Public health surveillance continues to evolve as the system becomes more refined and as technology advances. One huge benefit of the advancement of technology is our current ability to collect terabytes of public health data compared to the small sample sizes pre-internet. Big data in public health will continue to play an expanding role in how public health surveillance data is collected and subsequently analyzed, interpreted, and disseminated.
According to Accenture, the COVID-19 pandemic exposed significant gaps in the public health surveillance system and its methods. This has motivated the CDC to redouble its efforts to make the surveillance process more reliable in connectivity, more resilient against outages, and more adaptable and response-ready.
By modernizing how public health data is surveilled and reported via the Data Modernization Initiative (DMI), officials hope to develop the public health surveillance system to achieve something closer to real-time collection levels with very little lag and disruption in connectivity. Similar to how internet speeds ramped up by converting to broadband from dial-up, the DMI aims to achieve similar advancements with public health data and the speed at which it is reported.
The Legality Behind Public Health Surveillance
Considering the massive amount of sensitive health data that is being reported and collected by the CDC, WHO, and other public health-related organizations, some may wonder about the legal and ethical considerations of surveillance efforts. The 12th article of the 12 Amendments of the U.S. Constitution states, “The powers not delegated to the United States by the Constitution, nor prohibited by it to the States, are reserved to the States respectively, or to the people.”
The interpretation of the article is that the legal authority for public health, including surveillance, resides with the states. However, the federal government is responsible for promoting the general welfare of the people. The federal government has authority over interstate commerce, which means the CDC can respond when a disease situation has interstate implications that impact the general welfare of the nation.
Otherwise, the CDC typically must be invited by a state to become involved in an investigation or to conduct surveillance within state boundaries, based on notifiable disease reporting systems. These reportable-disease systems are mandated by legislators through state law. In some states, the legislators give the state health officer the authority to mandate reporting on a specific disease or condition.
Not only must the list of reportable diseases be specified, but it must specify who must report them and the reporting method. Most commonly, physicians, laboratories, hospitals, clinics, and schools are required to report public health cases to the local health department.

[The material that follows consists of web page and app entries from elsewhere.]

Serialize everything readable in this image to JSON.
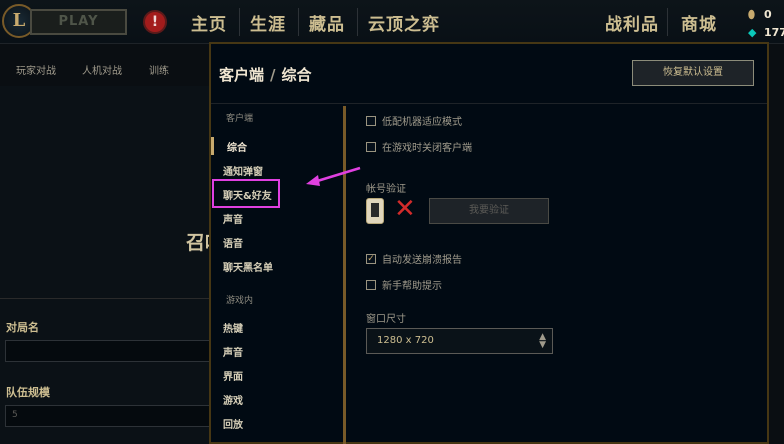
{
  "topbar": {
    "play_label": "PLAY",
    "alert_glyph": "!",
    "nav": [
      "主页",
      "生涯",
      "藏品",
      "云顶之弈"
    ],
    "right_nav": [
      "战利品",
      "商城"
    ],
    "currency": [
      "0",
      "177"
    ]
  },
  "background": {
    "subnav": [
      "玩家对战",
      "人机对战",
      "训练"
    ],
    "heading": "召唤",
    "fields": [
      {
        "label": "对局名",
        "value": ""
      },
      {
        "label": "队伍规模",
        "value": "5"
      }
    ]
  },
  "modal": {
    "title_section": "客户端",
    "title_separator": "/",
    "title_page": "综合",
    "reset_label": "恢复默认设置",
    "sidebar": {
      "section_client": "客户端",
      "client_items": [
        "综合",
        "通知弹窗",
        "聊天&好友",
        "声音",
        "语音",
        "聊天黑名单"
      ],
      "section_game": "游戏内",
      "game_items": [
        "热键",
        "声音",
        "界面",
        "游戏",
        "回放"
      ]
    },
    "options": {
      "low_spec": {
        "label": "低配机器适应模式",
        "checked": false
      },
      "close_in_game": {
        "label": "在游戏时关闭客户端",
        "checked": false
      },
      "account_verify_label": "帐号验证",
      "verify_button": "我要验证",
      "crash_report": {
        "label": "自动发送崩溃报告",
        "checked": true
      },
      "newbie_tips": {
        "label": "新手帮助提示",
        "checked": false
      },
      "window_size_label": "窗口尺寸",
      "window_size_value": "1280 x 720"
    }
  },
  "colors": {
    "accent_gold": "#c8aa6e",
    "highlight": "#e040e0",
    "error_red": "#d22b2b"
  }
}
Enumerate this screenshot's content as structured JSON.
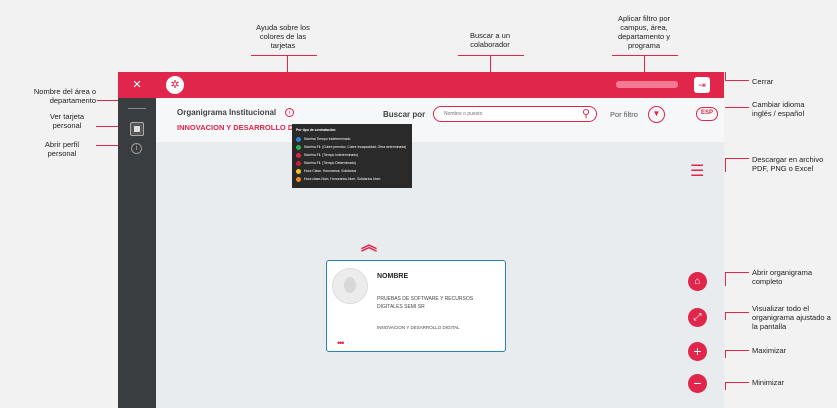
{
  "annotations": {
    "ayuda": "Ayuda sobre los colores de las tarjetas",
    "buscar": "Buscar a un colaborador",
    "filtro": "Aplicar filtro por campus, área, departamento y programa",
    "nombre_area": "Nombre del área o departamento",
    "ver_tarjeta": "Ver tarjeta personal",
    "abrir_perfil": "Abrir perfil personal",
    "cerrar": "Cerrar",
    "idioma": "Cambiar idioma inglés / español",
    "descargar": "Descargar en archivo PDF, PNG o Excel",
    "abrir_org": "Abrir organigrama completo",
    "visualizar": "Visualizar todo el organigrama ajustado a la pantalla",
    "maximizar": "Maximizar",
    "minimizar": "Minimizar"
  },
  "app": {
    "title": "Organigrama Institucional",
    "area": "INNOVACION Y DESARROLLO DIGITAL",
    "search_label": "Buscar por",
    "search_placeholder": "Nombre o puesto",
    "filter_label": "Por filtro",
    "language": "ESP",
    "close_glyph": "×"
  },
  "legend": {
    "title": "Por tipo de contratación:",
    "items": [
      {
        "label": "Nómina Tiempo Indeterminado",
        "color": "#2a84d8"
      },
      {
        "label": "Nómina Fil. (Cubre permiso, Cubre Incapacidad, Obra determinada)",
        "color": "#2eb04e"
      },
      {
        "label": "Nómina Fil. (Tiempo Indeterminado)",
        "color": "#e0264a"
      },
      {
        "label": "Nómina Fil. (Tiempo Determinado)",
        "color": "#d01e3a"
      },
      {
        "label": "Hora Clase, Honorarios, Solidarios",
        "color": "#f5c518"
      },
      {
        "label": "Hora clase-Nom, Honorarios-Nom, Solidarios-Nom",
        "color": "#f08a1c"
      }
    ]
  },
  "card": {
    "name": "NOMBRE",
    "position": "PRUEBAS DE SOFTWARE Y RECURSOS DIGITALES SEMI SR",
    "area": "INNOVACION Y DESARROLLO DIGITAL",
    "more": "•••"
  },
  "colors": {
    "accent": "#e0264a",
    "sidebar": "#3a3d40",
    "card_border": "#2a84b0"
  }
}
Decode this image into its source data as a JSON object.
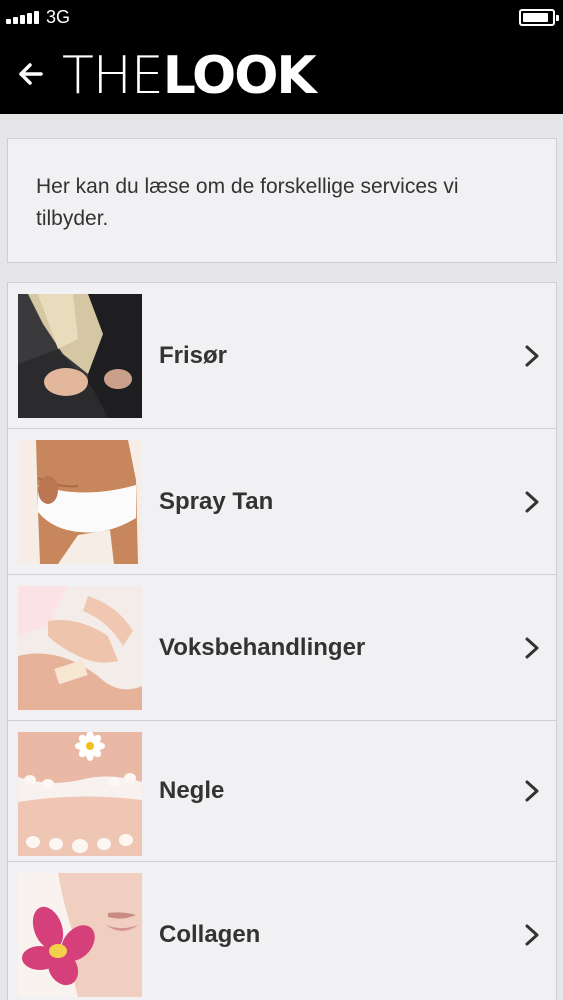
{
  "status_bar": {
    "network": "3G",
    "signal_bars": 5,
    "battery_level": 0.9
  },
  "header": {
    "back_icon": "arrow-left-icon",
    "logo_thin": "THE",
    "logo_bold": "LOOK"
  },
  "intro": {
    "text": "Her kan du læse om de forskellige services vi tilbyder."
  },
  "services": [
    {
      "label": "Frisør",
      "image": "hair-photo"
    },
    {
      "label": "Spray Tan",
      "image": "tan-photo"
    },
    {
      "label": "Voksbehandlinger",
      "image": "waxing-photo"
    },
    {
      "label": "Negle",
      "image": "nails-photo"
    },
    {
      "label": "Collagen",
      "image": "collagen-photo"
    }
  ],
  "colors": {
    "header_bg": "#000000",
    "page_bg": "#e6e6e8",
    "card_bg": "#f1f1f3",
    "text": "#333333"
  }
}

The local health department is usually responsible for case investigations and any resulting action after it receives a report verifying that it meets the case definition. The local health department then sends the report to the state health department. In some cases, the state health department may aid the local health department in investigational follow-up and activities to control the spread of public health threats, especially if they cross jurisdictional lines.
Do Your Part in Maintaining Optimal Public Health
Public health surveillance — although complex — is integral to providing reliable and critical information pertaining to diseases and viruses to the appropriate parties. What the CDC and the World Health Organization does with this public health information ultimately serves to create a response for issues such as COVID-19, HIV, and other notable public health threats.
Those who are interested in becoming part of the solution to public health issues are encouraged to invest in an advanced degree in public health administration, such as the Online Master of Health Administration (MHA) program offered at Tulane University. During the program, students are taught essential leadership skills, strategic management strategies, and analytical methodologies that promote data-driven decision making.
Discover how an MHA can equip you for success in areas of health administration and public health.